I have time on the beach to read the Wall Street Journal much more throughly than I did when I was not on the beach. Given the recent volatility in the market, reading the Journal is more of a thrill ride than I like. Nevertheless, I have been following in the Journal a recent development involving “disruption” in health care with interest
For the past year CVS and Aetna have been in the process of merging. They recently received the approval of the Justice Department to proceed. We will be disrupted–or will we?
In a late breaking development also in the Journal, Walgreen’s has just announced that it and Humana are exploring buying stakes in each other.
Why are drug store companies and health insurance companies looking to merge? Are these mergers an unholy alliance of dogs and cats? Who is the disruptor and who is the disruptee?
CVS and Walgreen’s are being disrupted by trends in the retail market. I seldom venture into a CVS store which I find typically looks like a bomb exploded inside. Shelves are in disorder and help is hard to find. When I do go inside, the stores look more like a grocery store than a drug store. That is true of Walgreen’s as well. They have an identity crisis.
I am a good example of why they are in trouble with their core retail business. I get my electric toothbrush replacement through quip.com and my shaving supplies through harrys.com. These are subscription services providing me with high quality products at a lower cost. I get my vitamins and other supplements from Amazon. When I need to get a prescription filled and over-the-counter medications I do it while shopping at my local supermarket. Who needs a drug store?
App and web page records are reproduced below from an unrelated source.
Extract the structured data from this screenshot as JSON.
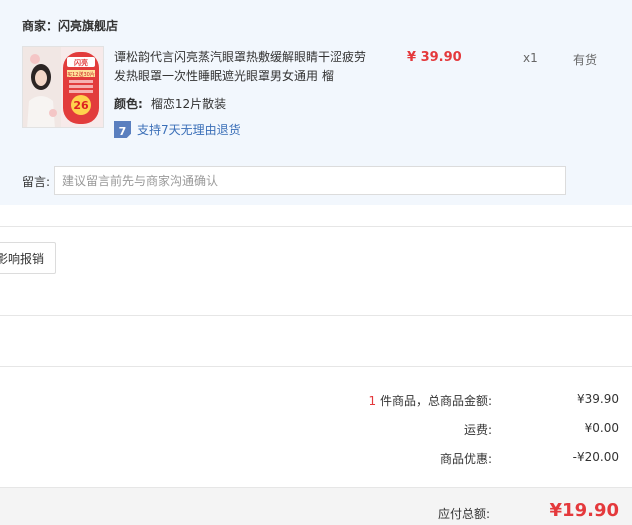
{
  "shop": {
    "label": "商家：",
    "name": "闪亮旗舰店"
  },
  "item": {
    "title": "谭松韵代言闪亮蒸汽眼罩热敷缓解眼睛干涩疲劳发热眼罩一次性睡眠遮光眼罩男女通用 榴",
    "price": "¥ 39.90",
    "quantity": "x1",
    "stock": "有货",
    "spec_key": "颜色:",
    "spec_value": "榴恋12片散装",
    "return_badge": "7",
    "return_text": "支持7天无理由退货",
    "thumb_brand": "闪亮",
    "thumb_promo": "买12送30片",
    "thumb_number": "26"
  },
  "remark": {
    "label": "留言:",
    "placeholder": "建议留言前先与商家沟通确认"
  },
  "invoice": {
    "button_label": "影响报销"
  },
  "summary": {
    "count": "1",
    "count_suffix": " 件商品，总商品金额:",
    "goods_total": "¥39.90",
    "shipping_label": "运费:",
    "shipping_value": "¥0.00",
    "discount_label": "商品优惠:",
    "discount_value": "-¥20.00"
  },
  "total": {
    "label": "应付总额:",
    "value": "¥19.90"
  },
  "colors": {
    "accent_red": "#e4393c",
    "link_blue": "#3b6fb8",
    "panel_bg": "#f2f7fd"
  }
}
These trends have driven both CVS and Walgreen’s to go into the pharmacy benefit management business. They have done so with some success. However, it now appears that Amazon is looking hungrily at that business as well. Where Amazon goes other businesses die.
CVS has also tried with limited success to provide health care directly through clinics in some of their stores. I visited one such clinic in Washington D.C. and was not impressed. It was located next to the pharmacy and I had to pass an impressive number of shelves filled with candy. It was something less than a true urgent care clinic. Staffed with nurse practitioners and physicians assistants with a do it yourself registration process using tablets (how cool is that) it offered a limited menu of services. It was what I call a “boo-boo clinic”. If you have a boo-boo go to CVS and be cool. Anything more than a boo-boo go to a real urgent care center or a hospital emergency service.
Similarly, Walgreen’s has some stores offering limited boo-boo clinics. Some of the locations involve ventures with local health systems.
Walgreen’s is most famous for the venture it had in Arizona with the now discredited lab test business called Theranos. Theranos claimed it had a way to do lab tests which would disrupt the business. It was a fraud and its founder, a young Stanford drop-out, goes on trial next year in federal court. It was cool while it lasted but thousands of people were potentially victimized by inaccurate test results.
Now both CVS and Walgreen’s are going to get in the insurance business with health insurance companies which have had difficulty in gaining market share against the competition. Neither Aetna nor Humana have set the world on fire. CVS and Walgreen’s claim the health plans’ synergy with their other businesses will make them more viable players in health care.
We have seen this story before. In the 70s Sears owned Allstate Insurance and Dean Witter, a stock brokerage firm. A section of most Sears stores had offices selling Allstate insurance policies and stocks through Dean Witter. You could buy underwear, home and auto insurance and a mutual fund in the same place. That was considered cool then.
Today Sear has filed for bankruptcy, Dean Witter has disappeared and only Allstate which was spun off as an independent entity remains a successful business.
Are CVS and Walgreen’s on the right path? Is there synergy in what they hope to accomplish with Aetna and Humana? I don’t think so.
Retail drug stores and health plans are not health care. They are, at best, small players in the real endeavor of health care. Businesses in survival mode are not a good example of synergy.
The much more disruptive process which is occurring in multiple locations nationally is when hospitals, physicians and insurance companies either have joint ownership or operating agreements which require a sharing of risks of all kinds. That is real synergy.
When you combine losers you don’t get much. What you get is a business without clarity of purpose. You just get a bigger loser and a bigger boo-boo.